  • When all the attendees have entered the room and are seated comfortably, pass an attendance sheet and get a list of committee members. Note the time from which the meeting begins
  • While taking minutes, don't concentrate on details, only write down the motions and decisions including the point of view of committee members.
  • Use bullet points to note down the minutes as it becomes easier to read. Make a note of all the issues on which a conclusion couldn't be reached. This serves as an important reminder to the committee about the things which still need to be done.
  • Once the meeting is over, prepare transcripts while your memory is still afresh and you can recall the important points. Double-check for typographical errors before sending it to the participants.
  • If the participants feel that the minutes need some correction, or this is not what they had intended to say, look into their concerns and get a consensus from other attendees. After all the attendees have signed off on the copies, keep the minutes with the facilitator so that it can be used in the next meeting.
There is no hard and fast rule about how one should go about jotting down the minutes of meetings. To illustrate the steps mentioned above, let us take a look at a sample template.

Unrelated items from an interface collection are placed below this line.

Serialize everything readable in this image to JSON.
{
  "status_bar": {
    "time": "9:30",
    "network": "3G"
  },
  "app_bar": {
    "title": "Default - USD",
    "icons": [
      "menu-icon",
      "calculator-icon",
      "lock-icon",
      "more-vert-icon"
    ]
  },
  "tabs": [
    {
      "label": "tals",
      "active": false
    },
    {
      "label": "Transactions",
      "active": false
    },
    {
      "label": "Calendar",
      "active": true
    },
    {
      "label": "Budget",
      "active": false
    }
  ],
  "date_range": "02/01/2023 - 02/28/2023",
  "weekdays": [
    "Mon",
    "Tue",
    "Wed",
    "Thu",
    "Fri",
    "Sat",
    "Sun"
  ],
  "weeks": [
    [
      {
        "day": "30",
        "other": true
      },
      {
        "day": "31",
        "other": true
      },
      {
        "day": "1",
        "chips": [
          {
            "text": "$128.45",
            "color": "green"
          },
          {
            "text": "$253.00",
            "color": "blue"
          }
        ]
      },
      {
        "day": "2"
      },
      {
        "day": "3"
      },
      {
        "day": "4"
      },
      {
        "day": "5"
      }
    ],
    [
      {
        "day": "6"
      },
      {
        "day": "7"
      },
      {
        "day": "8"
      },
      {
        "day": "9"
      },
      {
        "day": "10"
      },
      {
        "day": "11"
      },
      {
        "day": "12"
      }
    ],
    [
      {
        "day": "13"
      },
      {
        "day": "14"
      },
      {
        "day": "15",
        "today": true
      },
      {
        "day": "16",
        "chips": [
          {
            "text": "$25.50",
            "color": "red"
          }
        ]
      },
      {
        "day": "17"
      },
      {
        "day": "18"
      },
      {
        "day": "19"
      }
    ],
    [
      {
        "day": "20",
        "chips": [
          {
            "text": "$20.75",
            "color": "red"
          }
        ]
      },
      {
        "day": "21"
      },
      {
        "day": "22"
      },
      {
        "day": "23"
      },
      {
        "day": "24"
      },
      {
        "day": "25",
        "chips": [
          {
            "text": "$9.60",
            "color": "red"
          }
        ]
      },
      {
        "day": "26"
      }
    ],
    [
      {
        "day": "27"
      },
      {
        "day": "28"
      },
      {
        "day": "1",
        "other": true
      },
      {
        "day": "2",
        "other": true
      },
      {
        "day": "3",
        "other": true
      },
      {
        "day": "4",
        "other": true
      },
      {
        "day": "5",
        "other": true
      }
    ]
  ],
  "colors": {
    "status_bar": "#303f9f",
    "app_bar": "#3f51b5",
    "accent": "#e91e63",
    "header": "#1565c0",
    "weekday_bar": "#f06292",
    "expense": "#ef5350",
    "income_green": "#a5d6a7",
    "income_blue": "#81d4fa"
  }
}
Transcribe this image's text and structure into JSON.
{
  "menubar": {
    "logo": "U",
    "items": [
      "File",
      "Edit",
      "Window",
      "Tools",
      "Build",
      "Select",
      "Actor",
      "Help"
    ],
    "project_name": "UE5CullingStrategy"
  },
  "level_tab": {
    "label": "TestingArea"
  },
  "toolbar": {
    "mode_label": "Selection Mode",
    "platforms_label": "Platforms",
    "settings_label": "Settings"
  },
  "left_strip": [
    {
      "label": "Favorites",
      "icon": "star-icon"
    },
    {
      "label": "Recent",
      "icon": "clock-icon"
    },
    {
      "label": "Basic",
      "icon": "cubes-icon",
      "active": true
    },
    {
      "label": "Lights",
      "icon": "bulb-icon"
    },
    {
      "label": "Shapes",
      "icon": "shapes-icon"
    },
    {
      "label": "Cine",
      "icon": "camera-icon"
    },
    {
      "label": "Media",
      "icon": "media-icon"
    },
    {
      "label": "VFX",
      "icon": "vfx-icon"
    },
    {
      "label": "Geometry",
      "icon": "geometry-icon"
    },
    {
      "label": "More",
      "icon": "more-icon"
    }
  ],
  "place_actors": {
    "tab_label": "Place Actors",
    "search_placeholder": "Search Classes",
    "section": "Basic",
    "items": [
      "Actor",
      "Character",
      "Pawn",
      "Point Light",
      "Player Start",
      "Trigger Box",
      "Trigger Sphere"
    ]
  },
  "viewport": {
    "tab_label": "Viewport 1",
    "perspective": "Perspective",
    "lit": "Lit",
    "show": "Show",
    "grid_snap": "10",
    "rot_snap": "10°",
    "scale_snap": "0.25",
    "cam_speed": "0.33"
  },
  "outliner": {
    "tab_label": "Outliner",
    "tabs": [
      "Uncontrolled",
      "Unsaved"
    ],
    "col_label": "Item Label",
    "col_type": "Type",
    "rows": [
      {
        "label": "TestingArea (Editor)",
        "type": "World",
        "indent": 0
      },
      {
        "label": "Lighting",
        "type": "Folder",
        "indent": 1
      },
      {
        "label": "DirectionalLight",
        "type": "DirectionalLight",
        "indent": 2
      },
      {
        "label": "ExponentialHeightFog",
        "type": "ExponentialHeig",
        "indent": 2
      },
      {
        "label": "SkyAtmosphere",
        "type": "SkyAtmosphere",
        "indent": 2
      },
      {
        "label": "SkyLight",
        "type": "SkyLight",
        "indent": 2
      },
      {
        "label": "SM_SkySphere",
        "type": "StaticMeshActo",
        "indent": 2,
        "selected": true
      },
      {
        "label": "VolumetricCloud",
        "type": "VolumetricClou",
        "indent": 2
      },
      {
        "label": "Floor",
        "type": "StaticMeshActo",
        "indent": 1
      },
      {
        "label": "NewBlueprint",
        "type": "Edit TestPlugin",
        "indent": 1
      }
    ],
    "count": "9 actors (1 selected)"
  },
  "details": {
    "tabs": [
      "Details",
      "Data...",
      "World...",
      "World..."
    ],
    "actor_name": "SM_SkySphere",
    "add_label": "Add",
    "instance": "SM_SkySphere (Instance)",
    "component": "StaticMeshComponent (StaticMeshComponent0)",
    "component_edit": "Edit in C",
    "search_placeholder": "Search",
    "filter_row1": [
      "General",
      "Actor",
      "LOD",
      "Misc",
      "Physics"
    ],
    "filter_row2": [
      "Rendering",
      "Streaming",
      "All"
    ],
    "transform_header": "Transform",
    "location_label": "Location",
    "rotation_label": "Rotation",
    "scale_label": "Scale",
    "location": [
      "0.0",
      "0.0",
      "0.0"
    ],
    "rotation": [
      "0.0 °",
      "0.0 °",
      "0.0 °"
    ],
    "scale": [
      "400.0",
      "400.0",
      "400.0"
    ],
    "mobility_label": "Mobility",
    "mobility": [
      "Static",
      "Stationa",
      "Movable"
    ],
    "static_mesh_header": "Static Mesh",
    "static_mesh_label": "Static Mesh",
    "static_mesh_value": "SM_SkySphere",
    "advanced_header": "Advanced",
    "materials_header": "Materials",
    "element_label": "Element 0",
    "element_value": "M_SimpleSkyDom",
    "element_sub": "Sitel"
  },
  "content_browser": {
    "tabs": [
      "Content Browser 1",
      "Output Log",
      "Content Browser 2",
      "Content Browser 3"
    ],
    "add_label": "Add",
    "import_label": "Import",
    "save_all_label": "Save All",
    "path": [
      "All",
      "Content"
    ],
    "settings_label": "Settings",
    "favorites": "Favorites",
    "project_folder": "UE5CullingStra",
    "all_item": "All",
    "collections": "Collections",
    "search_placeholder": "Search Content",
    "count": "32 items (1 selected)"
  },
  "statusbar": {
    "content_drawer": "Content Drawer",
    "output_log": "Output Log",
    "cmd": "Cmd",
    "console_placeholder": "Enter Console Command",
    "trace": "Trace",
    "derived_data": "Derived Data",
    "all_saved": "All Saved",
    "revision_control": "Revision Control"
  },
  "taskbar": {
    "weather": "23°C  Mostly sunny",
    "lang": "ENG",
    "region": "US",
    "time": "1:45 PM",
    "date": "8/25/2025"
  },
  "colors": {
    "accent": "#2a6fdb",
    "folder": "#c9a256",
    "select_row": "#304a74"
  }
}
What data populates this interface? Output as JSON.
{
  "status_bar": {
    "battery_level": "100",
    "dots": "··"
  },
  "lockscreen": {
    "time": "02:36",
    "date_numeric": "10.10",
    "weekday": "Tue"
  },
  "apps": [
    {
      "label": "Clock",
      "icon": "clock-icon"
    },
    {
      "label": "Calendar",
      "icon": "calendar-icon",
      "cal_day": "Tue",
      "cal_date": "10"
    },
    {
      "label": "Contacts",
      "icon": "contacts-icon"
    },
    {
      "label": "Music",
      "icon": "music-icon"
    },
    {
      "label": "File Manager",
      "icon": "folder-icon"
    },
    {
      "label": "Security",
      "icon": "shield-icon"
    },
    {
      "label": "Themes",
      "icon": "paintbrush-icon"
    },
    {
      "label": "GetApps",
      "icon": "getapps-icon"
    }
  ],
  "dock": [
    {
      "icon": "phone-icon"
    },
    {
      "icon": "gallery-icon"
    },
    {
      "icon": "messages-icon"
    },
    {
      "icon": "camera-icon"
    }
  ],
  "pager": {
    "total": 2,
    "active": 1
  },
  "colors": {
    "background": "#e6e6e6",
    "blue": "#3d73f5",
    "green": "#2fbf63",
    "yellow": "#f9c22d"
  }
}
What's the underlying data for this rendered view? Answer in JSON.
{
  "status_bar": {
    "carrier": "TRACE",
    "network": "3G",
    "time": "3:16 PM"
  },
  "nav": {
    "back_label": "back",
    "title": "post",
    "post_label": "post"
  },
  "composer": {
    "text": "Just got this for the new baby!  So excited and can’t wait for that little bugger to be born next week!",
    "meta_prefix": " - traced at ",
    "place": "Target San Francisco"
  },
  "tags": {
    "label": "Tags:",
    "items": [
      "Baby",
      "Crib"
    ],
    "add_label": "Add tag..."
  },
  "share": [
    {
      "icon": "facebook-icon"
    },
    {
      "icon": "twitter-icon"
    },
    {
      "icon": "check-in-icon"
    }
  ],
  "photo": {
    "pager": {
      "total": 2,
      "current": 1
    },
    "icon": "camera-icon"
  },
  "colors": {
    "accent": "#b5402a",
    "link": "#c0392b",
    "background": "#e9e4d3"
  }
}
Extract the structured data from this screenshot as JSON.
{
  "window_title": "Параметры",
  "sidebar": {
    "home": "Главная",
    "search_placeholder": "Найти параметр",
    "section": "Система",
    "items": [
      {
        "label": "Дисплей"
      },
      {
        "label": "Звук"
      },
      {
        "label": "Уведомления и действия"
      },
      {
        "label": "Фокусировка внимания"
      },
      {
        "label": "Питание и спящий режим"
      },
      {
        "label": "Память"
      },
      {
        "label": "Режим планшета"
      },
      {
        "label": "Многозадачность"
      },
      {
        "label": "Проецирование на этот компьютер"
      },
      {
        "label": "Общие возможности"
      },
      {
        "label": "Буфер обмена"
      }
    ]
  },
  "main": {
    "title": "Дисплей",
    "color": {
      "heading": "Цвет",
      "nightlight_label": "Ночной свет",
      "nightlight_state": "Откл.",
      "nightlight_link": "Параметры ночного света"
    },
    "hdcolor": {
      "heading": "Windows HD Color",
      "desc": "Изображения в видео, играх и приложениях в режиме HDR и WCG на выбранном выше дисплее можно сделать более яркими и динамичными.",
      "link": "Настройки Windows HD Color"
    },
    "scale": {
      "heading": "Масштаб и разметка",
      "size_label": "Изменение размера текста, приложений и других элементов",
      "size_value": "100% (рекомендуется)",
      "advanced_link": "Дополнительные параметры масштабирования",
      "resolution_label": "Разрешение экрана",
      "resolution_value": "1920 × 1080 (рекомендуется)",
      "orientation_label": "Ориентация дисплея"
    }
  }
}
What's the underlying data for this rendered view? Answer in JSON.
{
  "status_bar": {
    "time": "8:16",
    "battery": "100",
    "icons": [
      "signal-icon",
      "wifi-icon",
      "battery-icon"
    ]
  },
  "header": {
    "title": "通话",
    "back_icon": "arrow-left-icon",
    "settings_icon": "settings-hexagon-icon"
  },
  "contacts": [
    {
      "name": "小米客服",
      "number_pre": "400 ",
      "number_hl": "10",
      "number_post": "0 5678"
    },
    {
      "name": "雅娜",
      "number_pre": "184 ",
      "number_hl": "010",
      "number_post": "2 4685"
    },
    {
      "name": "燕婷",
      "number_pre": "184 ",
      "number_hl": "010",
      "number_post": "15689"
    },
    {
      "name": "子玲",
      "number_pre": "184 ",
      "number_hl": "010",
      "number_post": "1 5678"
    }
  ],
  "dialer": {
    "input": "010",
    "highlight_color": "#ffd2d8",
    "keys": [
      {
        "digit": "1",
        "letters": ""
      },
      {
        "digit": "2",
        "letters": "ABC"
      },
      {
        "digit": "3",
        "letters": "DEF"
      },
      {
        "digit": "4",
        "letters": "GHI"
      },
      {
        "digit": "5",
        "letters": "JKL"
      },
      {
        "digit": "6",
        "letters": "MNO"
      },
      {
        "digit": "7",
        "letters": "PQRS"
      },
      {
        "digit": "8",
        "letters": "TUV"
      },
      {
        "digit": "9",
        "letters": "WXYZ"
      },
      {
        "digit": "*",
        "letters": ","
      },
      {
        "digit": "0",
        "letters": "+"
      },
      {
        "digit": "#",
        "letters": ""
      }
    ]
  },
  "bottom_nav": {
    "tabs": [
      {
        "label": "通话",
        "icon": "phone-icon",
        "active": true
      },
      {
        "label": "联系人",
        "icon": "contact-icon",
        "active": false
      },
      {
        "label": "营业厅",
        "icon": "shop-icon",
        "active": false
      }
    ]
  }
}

Name of the Organization

Board Meeting Minutes Day, Month, Year

Time and Location:

Present: Names of attendees

Absent: Names of members absent and their proxies if any

  • Meeting called to order by (name of chairperson) at (time)
  • Agenda
  • Highlight important discussions
  • Meeting adjourned at (time)
Future Business:
  • Agendas for upcoming meetings
  • Assignments for members

Every meeting has some suggestions, debates, conclusions etc. The main aim of taking minutes is to make sure that the time and effort invested is not wasted. It also helps the organization to review its plans and policies.